  • Installed MASM32 to get a working assembler, since Microsoft thoughtfully omitted an assembler from their core compiler suite. (I am informed that later and/or non-Express editions of Visual Studio do actually include an assembler.)

  • Added the following directories to the system path:

    • C:\Program Files (x86)\Microsoft Visual Studio 9.0\VC\bin, for cl.exe etc.
    • C:\Program Files (x86)\Microsoft Visual Studio 9.0\Common7\IDE, for VCExpress.exe
    • C:\Program Files (x86)\Microsoft Visual Studio 9.0\Common7\Tools, for vsvars32.bat
    • C:\masm32\bin, for ml.exe

    They do have to appear in that order, in particular with the MASM directory last, since it includes a link.exe that will otherwise conflict with the Visual Studio linker.

  • Installed Github for Windows and checked out Racket.

  • Opened a cmd.exe shell. NOTE not a PowerShell instance. Somehow environment variables are propagated differently in PowerShell from in cmd.exe! You want to only try to use cmd.exe to build Racket with.

  • Ran vsvars32.bat in that shell. This step is important, as otherwise the start of the xform stage in the build will fail to find stdio.h.

  • Navigated to my Racket checkout within that shell, and from there to src/worksp. Ran build.bat.

Following these steps will in principle lead to a fresh Racket.exe living in the root directory of your Racket checkout. There are many, many things that could go wrong however. Good luck!

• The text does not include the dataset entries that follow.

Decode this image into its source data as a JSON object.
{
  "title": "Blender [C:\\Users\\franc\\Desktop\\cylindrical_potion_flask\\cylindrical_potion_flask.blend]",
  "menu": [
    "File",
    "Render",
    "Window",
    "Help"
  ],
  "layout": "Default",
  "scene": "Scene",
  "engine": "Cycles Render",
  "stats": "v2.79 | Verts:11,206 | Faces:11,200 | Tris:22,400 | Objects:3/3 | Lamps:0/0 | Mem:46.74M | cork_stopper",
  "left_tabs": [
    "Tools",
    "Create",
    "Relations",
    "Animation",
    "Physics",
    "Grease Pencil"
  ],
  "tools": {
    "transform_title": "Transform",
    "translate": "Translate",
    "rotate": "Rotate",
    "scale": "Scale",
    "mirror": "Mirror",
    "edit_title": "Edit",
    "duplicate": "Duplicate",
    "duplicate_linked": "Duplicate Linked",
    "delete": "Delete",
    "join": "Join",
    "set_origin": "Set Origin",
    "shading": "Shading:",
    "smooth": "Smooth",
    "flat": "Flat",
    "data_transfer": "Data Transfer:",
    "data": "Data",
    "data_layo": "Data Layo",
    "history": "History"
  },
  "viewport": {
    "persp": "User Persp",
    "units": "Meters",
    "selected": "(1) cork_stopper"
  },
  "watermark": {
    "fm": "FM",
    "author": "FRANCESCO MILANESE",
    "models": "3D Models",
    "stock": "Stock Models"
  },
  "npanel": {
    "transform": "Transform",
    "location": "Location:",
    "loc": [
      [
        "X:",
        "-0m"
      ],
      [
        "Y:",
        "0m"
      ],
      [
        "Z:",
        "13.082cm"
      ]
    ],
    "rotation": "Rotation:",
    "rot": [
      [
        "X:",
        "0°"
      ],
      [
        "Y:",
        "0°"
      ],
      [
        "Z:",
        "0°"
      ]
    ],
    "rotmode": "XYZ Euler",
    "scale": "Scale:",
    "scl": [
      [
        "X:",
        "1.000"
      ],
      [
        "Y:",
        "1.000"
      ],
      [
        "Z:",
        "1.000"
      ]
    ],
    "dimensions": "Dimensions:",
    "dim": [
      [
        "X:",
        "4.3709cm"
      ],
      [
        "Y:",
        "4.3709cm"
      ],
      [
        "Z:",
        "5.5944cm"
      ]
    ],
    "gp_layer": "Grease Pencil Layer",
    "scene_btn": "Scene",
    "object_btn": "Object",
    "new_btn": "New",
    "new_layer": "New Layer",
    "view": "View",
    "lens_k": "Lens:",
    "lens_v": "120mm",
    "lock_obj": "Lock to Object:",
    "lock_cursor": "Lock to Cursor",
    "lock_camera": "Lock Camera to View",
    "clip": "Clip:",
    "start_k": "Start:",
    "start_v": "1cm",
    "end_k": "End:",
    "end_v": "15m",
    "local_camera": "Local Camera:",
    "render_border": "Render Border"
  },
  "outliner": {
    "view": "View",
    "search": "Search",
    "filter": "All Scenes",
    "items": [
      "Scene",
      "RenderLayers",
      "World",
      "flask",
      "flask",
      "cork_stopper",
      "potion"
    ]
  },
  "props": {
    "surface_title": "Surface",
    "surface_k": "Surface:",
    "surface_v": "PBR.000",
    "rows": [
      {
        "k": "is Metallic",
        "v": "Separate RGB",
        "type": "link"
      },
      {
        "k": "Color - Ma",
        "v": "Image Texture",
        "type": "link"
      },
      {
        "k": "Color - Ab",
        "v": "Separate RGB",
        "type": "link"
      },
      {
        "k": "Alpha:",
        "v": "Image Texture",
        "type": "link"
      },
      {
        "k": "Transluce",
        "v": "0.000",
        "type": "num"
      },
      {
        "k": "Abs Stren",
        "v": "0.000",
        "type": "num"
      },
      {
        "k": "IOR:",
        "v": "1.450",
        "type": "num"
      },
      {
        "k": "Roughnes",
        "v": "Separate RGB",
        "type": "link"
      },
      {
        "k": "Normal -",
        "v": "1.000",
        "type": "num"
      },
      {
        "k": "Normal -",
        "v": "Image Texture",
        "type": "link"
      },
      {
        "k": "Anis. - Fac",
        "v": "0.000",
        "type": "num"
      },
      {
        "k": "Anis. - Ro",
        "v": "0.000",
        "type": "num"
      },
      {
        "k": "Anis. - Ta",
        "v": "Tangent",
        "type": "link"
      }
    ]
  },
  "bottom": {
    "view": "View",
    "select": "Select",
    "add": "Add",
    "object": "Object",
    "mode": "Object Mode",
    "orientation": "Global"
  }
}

What I do all day

Some people tell computers what to do. When they do, they have to talk about what the computer is to do each time it hears something new. They can’t easily talk about how the computer can learn which other computers are in the area. The computers can’t see each other, so usually computers find each other by talking to each other and listening to see if anyone talks back. Exactly how this should work is hard to explain to the computer.

My work is to try to find a way to let computers see each other. I want to let them see which other computers are near without the need for them to talk to each other about who is around and who is not all the time. That way we can tell computers how to do their job without needing to explain, over and over, the hard stuff about how they can learn which other computers are near.

We will be able to tell computers not only what to do when they hear something new, but also what to do when they see their friends come and go. It will be quicker and easier to tell computers how to do their jobs right, and harder to tell them wrong things to do.


I used this to make sure I only used allowed words. See also http://xkcd.com/1133/!